- User information satisfaction (UIS) and user productivity: an empirical examinationGatian, Amy Elizabeth Williams (Virginia Polytechnic Institute and State University, 1989)In this research the relationships between user information satisfaction (UIS) and user productivity were examined. Two users groups were used to test the following hypotheses: H₁A: There is no relationship between UIS and perceptions of decision-making quality for academic department heads. H₁B: There is no relationship between UIS and perceptions of decision-making quality for managers within the controller’s office. H₂: There is no relationship between UIS and objectively measured productivity for managers within the controller’s office. H₃: There is no relationship between UIS and a user’s length of experience with a system. H₄A: There is no relationship between UIS and a user’s age. H₄B: There is no relationship between UIS and a user’s sex. H₄C: There is no relationship between UIS and a user’s level of education. Data utilized in testing the hypotheses were collected with a packet of six questionnaires mailed to the controllers of 100 universities. Usable responses were obtained from 107 of 300 controller’s office managers and 77 of 300 academic users. H₁A, H₁B and H₂ were tested with canonical correlation analysis. H₃, H₄A, H₄B and H₄C were tested with multiple regression. The findings can be summarized as follows: 1. Satisfaction with computer processing was correlated with making better operating budget decisions for both groups and helping academic users track activities in research, grant and designated gift accounts. 2. Satisfaction with system related problem finding was correlated with elimination of steps and making jobs easier for managers, and with helping academic users track activity in research accounts, and to feel they have benefited overall from FRS. 3. Satisfaction with the linear combination of inputs and problem finding was correlated with financial transactions per full time employee equivalents (FTE), late internal reports per total internal reports and number of ledger accounts per FTE. 4. More frequent users of FRS were more satisfied.

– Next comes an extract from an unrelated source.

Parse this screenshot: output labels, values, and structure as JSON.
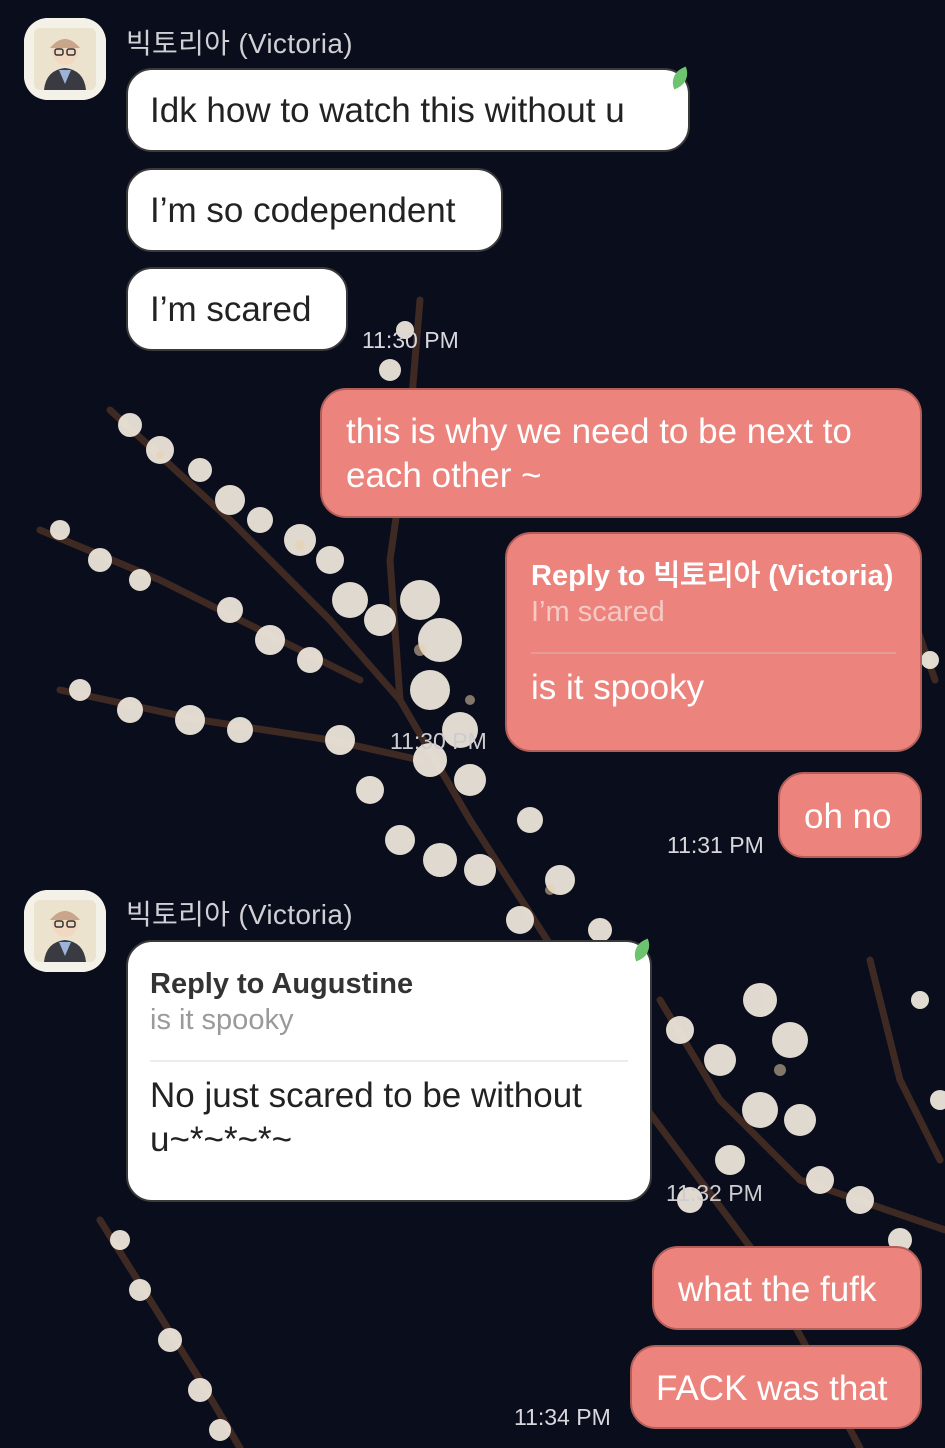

Additionally, UIS and mandatory system usage were positively correlated. 5. UIS and sex were moderately correlated. Specifically, males within the academic group were less satisfied with FRS than the females surveyed.